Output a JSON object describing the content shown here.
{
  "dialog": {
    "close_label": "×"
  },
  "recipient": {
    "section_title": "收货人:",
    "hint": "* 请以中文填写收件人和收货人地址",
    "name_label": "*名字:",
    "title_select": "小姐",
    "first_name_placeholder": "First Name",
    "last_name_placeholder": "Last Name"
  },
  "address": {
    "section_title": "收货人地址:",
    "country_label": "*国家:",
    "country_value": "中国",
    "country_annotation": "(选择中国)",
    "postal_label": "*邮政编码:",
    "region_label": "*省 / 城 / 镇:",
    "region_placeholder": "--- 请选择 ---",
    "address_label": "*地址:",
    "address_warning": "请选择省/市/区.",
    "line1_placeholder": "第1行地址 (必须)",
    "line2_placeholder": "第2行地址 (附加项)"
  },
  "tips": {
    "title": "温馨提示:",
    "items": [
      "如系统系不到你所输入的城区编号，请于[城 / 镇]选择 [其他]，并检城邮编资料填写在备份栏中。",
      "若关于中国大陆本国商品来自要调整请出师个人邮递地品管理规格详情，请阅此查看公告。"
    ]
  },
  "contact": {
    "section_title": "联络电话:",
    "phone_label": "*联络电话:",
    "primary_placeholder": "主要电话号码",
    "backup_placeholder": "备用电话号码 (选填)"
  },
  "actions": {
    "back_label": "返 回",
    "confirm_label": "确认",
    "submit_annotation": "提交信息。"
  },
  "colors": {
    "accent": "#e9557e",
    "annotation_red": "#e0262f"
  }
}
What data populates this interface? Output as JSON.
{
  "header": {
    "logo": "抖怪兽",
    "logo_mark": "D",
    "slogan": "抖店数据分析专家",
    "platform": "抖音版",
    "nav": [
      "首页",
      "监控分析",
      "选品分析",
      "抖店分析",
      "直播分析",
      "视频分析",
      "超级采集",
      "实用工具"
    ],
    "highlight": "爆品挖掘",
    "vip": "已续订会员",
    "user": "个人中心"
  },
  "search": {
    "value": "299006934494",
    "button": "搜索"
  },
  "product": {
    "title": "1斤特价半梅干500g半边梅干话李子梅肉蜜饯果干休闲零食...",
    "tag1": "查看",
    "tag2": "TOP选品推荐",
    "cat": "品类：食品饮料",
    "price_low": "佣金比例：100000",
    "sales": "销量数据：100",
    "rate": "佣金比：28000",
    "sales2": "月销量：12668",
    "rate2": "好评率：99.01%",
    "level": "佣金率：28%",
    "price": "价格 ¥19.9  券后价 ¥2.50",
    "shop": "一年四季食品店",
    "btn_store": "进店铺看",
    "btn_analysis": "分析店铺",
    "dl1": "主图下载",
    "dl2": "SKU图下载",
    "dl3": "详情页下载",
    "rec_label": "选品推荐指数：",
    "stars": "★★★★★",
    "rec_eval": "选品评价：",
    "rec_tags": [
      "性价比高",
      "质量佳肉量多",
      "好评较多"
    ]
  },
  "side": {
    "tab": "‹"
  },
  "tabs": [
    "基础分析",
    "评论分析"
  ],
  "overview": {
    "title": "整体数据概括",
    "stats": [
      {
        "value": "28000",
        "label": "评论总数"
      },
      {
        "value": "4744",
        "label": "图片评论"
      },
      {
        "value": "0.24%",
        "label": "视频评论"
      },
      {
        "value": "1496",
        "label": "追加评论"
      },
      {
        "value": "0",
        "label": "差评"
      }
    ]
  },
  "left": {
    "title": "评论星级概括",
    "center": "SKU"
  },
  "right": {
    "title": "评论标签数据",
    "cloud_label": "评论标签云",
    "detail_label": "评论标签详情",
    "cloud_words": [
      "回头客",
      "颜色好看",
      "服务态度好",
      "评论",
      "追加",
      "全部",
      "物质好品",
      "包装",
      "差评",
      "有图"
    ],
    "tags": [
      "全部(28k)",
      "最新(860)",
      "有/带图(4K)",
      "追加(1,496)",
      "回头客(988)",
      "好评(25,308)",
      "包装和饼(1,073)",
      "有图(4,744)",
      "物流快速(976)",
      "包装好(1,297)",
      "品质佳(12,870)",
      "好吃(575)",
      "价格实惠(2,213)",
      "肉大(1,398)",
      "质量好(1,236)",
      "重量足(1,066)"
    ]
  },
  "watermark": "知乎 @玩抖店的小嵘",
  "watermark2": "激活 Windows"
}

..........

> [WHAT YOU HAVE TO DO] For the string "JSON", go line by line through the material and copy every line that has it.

> [EXERCISE ANSWER]
Output a JSON object describing the content shown here.
What data populates this interface? Output as JSON.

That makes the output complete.